Today is a ‘rest day’, after 48 hours of excessive physical exertion. First there was the Goatfell hill race, a brutal 13km run from sea level in Brodick to the mountain’s 874m pinnacle. I wasn’t in the best hill shape: the result of a fortnight of road running in London.
The race follow the so-called tourist track up Goatfell, but is a combination of rocks and large boulders, meaning no two steps are the same. I could feel myself tiring with every stride, resisting the urge to stop. The decision to quit running and walk is a major one. There’s no going back. Once you’ve allowed yourself to stop running, breaking that rhythm, however slow, the mental battle is lost.
I clawed my way up mud and rock to the summit, running the final few yards, and sneaked a glimpse to the west, where an extraordinary vista of sea, mountains and islands stared back. That fleeting glance reaffirmed my faith in my sport. The self-doubt, the self-loathing, the self-criticism was gone in that moment. Of course, those feelings came back as soon as the descent started, but that’s the heaven and hell of running up hills.
On the day after running up Goatfell, it would have been perhaps sensible to take it easy. Why I made the decision to walk to Lochranza – 15 miles by road from Brodick, goodness knows how far over the hills – I don’t know. My legs were heavy, my pack heavier, but I’m glad I did, if only to realise that there’s more to Arran’s mountains than Goatfell. Highest it may be, but it’s certainly not the finest.
Take Cir Mhor for instance, the hardest Corbett I’ve ever climbed: extremely steep and arduous. I then headed north to Caisteal Abhail, an easier climb but topped by a series of rock protrusions resembling castles, hence the mountain’s name. Coire nam Fuaran lay to the south-east, the scene of the infamous Goatfell murder.

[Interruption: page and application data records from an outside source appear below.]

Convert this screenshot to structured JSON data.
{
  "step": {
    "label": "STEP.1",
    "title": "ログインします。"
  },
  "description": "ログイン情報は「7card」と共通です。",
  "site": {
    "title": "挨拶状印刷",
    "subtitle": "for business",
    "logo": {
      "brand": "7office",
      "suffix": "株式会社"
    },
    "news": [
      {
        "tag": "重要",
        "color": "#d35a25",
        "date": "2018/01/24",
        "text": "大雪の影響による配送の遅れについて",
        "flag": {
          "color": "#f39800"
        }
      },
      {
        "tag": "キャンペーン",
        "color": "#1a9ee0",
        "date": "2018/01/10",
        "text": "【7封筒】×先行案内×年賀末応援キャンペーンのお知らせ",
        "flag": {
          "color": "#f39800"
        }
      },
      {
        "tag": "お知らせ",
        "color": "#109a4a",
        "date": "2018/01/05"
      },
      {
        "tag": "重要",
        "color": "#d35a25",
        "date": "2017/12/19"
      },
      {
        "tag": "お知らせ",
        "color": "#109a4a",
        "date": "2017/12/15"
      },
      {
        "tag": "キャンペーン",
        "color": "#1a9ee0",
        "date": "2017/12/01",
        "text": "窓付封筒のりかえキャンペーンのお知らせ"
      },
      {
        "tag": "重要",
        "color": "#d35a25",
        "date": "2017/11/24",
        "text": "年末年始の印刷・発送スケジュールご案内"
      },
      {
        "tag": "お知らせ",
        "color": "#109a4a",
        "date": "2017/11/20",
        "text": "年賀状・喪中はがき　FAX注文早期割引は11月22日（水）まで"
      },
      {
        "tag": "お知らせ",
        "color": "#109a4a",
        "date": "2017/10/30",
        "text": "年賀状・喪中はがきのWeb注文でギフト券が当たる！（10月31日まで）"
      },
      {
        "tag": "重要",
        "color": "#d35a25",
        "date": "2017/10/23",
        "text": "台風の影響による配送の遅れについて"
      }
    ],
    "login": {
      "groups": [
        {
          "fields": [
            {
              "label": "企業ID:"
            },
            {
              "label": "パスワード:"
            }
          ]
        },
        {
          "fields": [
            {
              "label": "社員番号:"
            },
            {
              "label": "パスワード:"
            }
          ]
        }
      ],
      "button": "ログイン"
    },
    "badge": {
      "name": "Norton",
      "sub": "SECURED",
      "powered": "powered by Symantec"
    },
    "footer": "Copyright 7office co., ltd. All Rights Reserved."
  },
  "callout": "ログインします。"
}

Alas, Lochranza was a further five miles away, across pathless hill-side and then on a sopping wet path. Rarely have I been so glad to feel concrete under my feet.
Onward to Holy Isle tomorrow and Bute on Wednesday…